Investigate the number of paths you can take from one vertex to another in these 3D shapes. Is it possible to take an odd number and an even number of paths to the same vertex?

This problem is about investigating whether it is possible to start at one vertex of a platonic solid and visit every other vertex once only returning to the vertex you started at.

Toni Beardon has chosen this article introducing a rich area for practical exploration and discovery in 3D geometry

Imagine you have an unlimited number of four types of triangle. How many different tetrahedra can you make?

Here you see the front and back views of a dodecahedron. Each vertex has been numbered so that the numbers around each pentagonal face add up to 65. Can you find all the missing numbers?

60 pieces and a challenge. What can you make and how many of the pieces can you use creating skeleton polyhedra?

ABCD is a regular tetrahedron and the points P, Q, R and S are the midpoints of the edges AB, BD, CD and CA. Prove that PQRS is a square.

An irregular tetrahedron is composed of four different triangles. Can such a tetrahedron be constructed where the side lengths are 4, 5, 6, 7, 8 and 9 units of length?

Can you number the vertices, edges and faces of a tetrahedron so that the number on each edge is the mean of the numbers on the adjacent vertices and the mean of the numbers on the adjacent faces?

A toy has a regular tetrahedron, a cube and a base with triangular and square hollows. If you fit a shape into the correct hollow a bell rings. How many times does the bell ring in a complete game?

One face of a regular tetrahedron is painted blue and each of the remaining faces are painted using one of the colours red, green or yellow. How many different possibilities are there?

Can you arrange the shapes in a chain so that each one shares a face (or faces) that are the same shape as the one that follows it?
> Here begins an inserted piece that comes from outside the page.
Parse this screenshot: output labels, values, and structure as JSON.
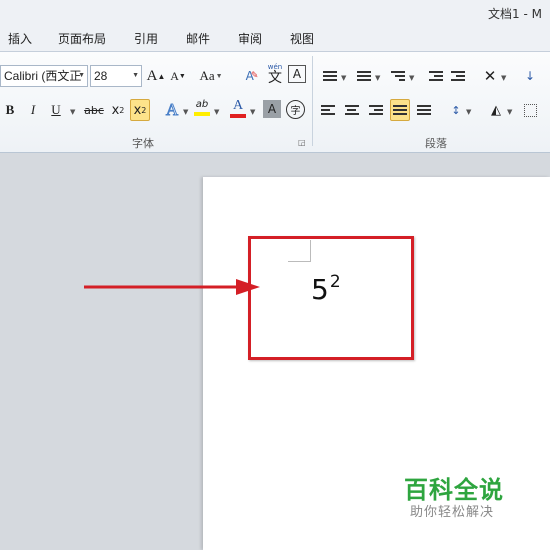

Each of the nets of nine solid shapes has been cut into two pieces. Can you see which pieces go together?

Each of these solids is made up with 3 squares and a triangle around each vertex. Each has a total of 18 square faces and 8 faces that are equilateral triangles. How many faces, edges and vertices. . . .

You want to make each of the 5 Platonic solids and colour the faces so that, in every case, no two faces which meet along an edge have the same colour.

In a recent workshop, students made these solids. Can you think of reasons why I might have grouped the solids in the way I have before taking the pictures?

These models have appeared around the Centre for Mathematical Sciences. Perhaps you would like to try to make some similar models of your own.

The challenge for you is to make a string of six (or more!) graded cubes.

Interior angles can help us to work out which polygons will tessellate. Can we use similar ideas to predict which polygons combine to create semi-regular solids?

A description of how to make the five Platonic solids out of paper.

This task develops spatial reasoning skills. By framing and asking questions a member of the team has to find out what mathematical object they have chosen.

How can we as teachers begin to introduce 3D ideas to young children? Where do they start? How can we lay the foundations for a later enthusiasm for working in three dimensions?